### WORK ITEM
From the entries provided below, copy each line that contains the word "inside".

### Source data
────────────────

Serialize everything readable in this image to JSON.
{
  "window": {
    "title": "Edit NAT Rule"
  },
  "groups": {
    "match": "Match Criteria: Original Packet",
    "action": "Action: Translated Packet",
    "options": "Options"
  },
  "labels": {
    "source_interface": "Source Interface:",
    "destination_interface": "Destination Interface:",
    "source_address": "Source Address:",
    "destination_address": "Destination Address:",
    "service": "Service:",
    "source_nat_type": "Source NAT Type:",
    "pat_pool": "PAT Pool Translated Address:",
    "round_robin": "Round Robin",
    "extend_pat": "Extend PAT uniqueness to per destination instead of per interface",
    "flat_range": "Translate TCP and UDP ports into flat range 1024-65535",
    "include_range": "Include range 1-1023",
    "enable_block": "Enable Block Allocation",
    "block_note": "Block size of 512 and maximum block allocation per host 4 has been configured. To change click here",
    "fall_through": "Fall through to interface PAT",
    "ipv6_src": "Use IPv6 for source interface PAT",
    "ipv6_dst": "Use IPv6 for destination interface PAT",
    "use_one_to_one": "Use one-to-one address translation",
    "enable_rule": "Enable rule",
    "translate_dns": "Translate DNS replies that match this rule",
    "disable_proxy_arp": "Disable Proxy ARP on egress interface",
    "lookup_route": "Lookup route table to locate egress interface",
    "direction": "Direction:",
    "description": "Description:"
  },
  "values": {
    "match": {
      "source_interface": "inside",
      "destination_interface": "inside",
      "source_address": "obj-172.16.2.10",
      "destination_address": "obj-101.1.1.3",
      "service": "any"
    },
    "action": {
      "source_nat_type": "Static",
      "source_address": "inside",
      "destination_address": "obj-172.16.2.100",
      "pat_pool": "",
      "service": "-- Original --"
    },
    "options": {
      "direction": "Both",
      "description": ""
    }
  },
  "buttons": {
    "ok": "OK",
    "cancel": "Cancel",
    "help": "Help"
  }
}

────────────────

### SOLUTION FOR THIS EXERCISE
      "source_interface": "inside",
      "destination_interface": "inside",
      "source_address": "inside",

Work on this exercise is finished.